We make terrible decisions for terrible reasons, and we can’t possibly understand the impact those decisions have outside of the cubic meter of space we control.  We should stop doing that.  I envision a world where the bulk of the decisions made are done so to optimize traffic and safety.  To take better advantage of our existing infrastructure and get more people getting where they need to go faster and more safely.  To ensure that emergency vehicles can get where they need to go seamlessly, and reduce the need for those emergency vehicles to spend time on traffic accidents.  Ultimately I see no need for humans to have any control whatsoever – but some progression is almost certainly called for to get to that point.

Let’s put the assholes in the back seat where they belong.  When we drive, we are all assholes.


My company hires a good number of people each year.  “Back in the day” we would all spend several weeks in Seattle at Corp HQ, go to a cooking school, do a bunch of training and it was pretty cool.  We all had a shared experience that we could connect around for years (or decades) to come.  In the intervening years a range of approaches have been attempted, but we’ve settled on the idea of Onboarding for all employees and another program we call Ignition for people we’re hiring straight out of school.

In my new role I own a lot of the decisions and processes around hiring, and I care a lot about retention – so I’m very interested in our onboarding experience.

I’m sure I’ll come back to this topic, so I won’t belabor all the things we’re thinking about, but the biggest issue I want to fix is the quality of our presenters.  I received some stark feedback about the quality of our executive presenters who present at our onboarding sessions.  The feedback was that some of our presenters basically read from the PPT (the content of which is pretty dull – and, you know, PPT) and had really low energy.

I view presentation skills as a core competency of mine – I enjoy it, I’m good at reading the room, and I’m comfortable going off-script.  I appreciate that this is not the case for everyone, but it’s interesting that we tend to assume someone relatively far along in their career is going to be a good presenter.  This is manifestly not the case.

I’m just starting to think about this, but we need to re-energize and improve the quality of our presenters.

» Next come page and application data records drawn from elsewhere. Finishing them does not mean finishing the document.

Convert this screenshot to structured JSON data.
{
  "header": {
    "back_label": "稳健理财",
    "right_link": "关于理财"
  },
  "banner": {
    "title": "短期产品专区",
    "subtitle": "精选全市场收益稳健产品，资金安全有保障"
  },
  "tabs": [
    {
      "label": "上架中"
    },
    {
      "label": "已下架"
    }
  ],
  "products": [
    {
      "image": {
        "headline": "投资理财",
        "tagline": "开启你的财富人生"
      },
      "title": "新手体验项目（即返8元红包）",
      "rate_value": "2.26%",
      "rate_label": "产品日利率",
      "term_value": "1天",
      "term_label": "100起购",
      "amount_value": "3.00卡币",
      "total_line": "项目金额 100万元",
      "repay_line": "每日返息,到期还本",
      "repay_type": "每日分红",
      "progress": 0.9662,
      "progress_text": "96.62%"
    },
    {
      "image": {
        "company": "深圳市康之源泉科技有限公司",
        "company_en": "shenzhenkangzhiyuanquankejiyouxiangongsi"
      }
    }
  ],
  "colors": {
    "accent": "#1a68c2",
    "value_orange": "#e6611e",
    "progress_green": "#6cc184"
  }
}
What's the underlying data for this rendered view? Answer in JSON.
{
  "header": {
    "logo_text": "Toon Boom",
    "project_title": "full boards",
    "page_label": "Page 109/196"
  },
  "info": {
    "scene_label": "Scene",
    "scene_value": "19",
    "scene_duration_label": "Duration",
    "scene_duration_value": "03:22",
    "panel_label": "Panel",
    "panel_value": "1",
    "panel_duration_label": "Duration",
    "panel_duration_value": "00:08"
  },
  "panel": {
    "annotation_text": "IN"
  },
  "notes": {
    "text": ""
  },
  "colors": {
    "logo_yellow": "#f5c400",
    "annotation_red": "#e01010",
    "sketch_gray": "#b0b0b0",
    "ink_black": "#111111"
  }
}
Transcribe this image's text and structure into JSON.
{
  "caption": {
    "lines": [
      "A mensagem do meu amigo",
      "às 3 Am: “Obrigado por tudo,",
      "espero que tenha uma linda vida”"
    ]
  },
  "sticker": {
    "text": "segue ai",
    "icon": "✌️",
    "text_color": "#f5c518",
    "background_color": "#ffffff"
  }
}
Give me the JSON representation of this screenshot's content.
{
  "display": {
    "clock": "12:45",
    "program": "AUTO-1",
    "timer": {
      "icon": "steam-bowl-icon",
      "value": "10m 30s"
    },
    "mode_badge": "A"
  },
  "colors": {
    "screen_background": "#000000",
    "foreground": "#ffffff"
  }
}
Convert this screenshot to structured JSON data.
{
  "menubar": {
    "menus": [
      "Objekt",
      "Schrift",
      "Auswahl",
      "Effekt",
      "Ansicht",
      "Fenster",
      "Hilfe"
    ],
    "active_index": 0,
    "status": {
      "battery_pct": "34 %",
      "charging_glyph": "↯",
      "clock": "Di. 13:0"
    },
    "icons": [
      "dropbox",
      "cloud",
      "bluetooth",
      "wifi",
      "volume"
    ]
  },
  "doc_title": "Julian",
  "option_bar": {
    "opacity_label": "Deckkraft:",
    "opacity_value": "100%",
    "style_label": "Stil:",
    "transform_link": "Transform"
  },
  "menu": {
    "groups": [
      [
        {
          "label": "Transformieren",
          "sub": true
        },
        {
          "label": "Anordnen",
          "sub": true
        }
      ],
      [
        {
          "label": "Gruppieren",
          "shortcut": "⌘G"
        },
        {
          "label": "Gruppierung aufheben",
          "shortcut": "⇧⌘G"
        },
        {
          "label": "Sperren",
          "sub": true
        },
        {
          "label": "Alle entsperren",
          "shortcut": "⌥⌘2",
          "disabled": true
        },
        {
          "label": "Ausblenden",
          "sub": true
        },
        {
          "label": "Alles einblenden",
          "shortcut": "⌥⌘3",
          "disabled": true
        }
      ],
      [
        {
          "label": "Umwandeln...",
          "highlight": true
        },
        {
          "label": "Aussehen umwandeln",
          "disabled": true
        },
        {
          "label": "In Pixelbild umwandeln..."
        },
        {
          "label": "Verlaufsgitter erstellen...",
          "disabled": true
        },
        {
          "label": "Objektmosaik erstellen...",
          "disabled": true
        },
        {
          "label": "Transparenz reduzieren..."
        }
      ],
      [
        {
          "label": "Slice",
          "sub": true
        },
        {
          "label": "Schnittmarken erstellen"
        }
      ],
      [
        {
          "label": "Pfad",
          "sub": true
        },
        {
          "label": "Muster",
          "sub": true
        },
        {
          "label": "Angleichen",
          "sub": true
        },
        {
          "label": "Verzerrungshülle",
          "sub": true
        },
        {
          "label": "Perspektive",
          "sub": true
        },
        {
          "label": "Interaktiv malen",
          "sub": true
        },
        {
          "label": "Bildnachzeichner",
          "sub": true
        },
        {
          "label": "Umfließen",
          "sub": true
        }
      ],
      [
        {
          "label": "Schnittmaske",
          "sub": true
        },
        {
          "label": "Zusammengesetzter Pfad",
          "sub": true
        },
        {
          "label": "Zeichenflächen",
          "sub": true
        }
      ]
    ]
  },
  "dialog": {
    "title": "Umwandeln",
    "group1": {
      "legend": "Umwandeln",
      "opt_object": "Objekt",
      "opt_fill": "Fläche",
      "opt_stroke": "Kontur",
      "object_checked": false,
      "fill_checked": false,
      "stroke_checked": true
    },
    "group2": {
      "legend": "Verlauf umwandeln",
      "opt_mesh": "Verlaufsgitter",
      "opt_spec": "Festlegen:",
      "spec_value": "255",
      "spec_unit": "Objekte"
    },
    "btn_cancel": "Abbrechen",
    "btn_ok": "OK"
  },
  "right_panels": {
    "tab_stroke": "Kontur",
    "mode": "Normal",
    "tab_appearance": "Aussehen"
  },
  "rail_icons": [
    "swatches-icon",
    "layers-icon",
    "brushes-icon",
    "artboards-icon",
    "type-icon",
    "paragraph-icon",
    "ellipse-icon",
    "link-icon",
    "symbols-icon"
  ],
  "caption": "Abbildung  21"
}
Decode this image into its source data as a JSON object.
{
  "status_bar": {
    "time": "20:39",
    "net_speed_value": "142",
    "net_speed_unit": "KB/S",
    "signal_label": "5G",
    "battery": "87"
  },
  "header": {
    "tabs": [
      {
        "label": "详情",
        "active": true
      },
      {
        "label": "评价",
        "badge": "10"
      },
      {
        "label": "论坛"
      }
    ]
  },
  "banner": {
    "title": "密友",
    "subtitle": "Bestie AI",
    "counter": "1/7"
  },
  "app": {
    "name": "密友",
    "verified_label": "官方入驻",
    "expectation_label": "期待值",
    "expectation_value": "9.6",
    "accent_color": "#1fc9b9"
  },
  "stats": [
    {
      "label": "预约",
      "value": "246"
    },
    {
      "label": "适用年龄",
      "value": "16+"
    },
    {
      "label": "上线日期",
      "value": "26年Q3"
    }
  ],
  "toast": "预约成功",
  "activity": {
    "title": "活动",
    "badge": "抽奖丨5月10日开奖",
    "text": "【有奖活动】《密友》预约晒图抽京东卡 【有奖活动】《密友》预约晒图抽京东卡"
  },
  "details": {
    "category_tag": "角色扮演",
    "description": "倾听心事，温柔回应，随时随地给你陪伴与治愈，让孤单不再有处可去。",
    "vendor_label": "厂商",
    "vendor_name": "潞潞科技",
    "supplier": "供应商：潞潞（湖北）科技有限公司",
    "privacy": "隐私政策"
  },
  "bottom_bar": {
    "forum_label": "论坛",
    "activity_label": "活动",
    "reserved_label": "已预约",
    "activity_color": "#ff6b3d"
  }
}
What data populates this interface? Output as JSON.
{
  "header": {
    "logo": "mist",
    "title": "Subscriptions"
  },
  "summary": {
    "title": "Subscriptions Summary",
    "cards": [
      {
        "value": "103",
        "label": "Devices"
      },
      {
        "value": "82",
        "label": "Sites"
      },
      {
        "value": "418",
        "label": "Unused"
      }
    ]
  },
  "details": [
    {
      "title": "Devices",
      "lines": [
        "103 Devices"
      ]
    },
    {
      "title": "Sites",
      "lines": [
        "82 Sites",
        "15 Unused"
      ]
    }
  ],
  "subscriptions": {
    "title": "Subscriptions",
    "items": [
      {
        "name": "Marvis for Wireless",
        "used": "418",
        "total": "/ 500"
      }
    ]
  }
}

In my perfect world I could do an America’s Got Talent-style approach and select only those that can blow the doors off.  I suspect, however, that’s my ego talking, and want to explore other options.  Certainly some level of vetting, combined with some high-value training and interaction to help our presenters continue to improve.

120 Degrees in Palm Springs

I have a tip that can take 5 strokes off anyone’s game: it’s called an eraser
— Arnold Palmer

Hole 1 - Par 4, 377 Yards

I’m in Palm Springs with my fiancée who, along with her sister, is preparing for the LPGA Qualifying school which will take place here next month.  I played 18 holes with them on Sunday and then promptly died.

It was 110 degrees, and the cart guy told me “at least you won’t be playing when it’s really hot.”  The girls will play the next 3 days across two courses, and while it is beautiful country, I feel like this whole area should be blocked off or quarantined.  The heat is just insane – coming here from 7300 feet in Colorado is like going from rolling around in the snow and running back into the hot tub, only terrible.

I’m terrible at golf – it’s not a sport that consumes me the way it does many others, but I enjoy it, and everyone in my fiancée’s family plays in college or professionally.  It turns out this works really well – if you’ve ever seen a puppy wander into a scrum of full-grown dogs, they usually exit unscathed while the adults are aware of but effectively ignore the pup.  This is my experience with world-class golfers as I bumble along happily taking several clubs with me into the woods as the pros play their Drive/wedge strategy which is severely lacking in the creativity that I believe my (topped) Driver, (shanked) 5-iron, (left) 7-iron and STUCK THE LANDING wedge progression brings to the game.  That’s my approach on a Par 4 of course, don’t get me started on the marathon that is a long Par 5.

The good news is I have a great WiFi connection, a pool, and people I like being with so this is working out just fine.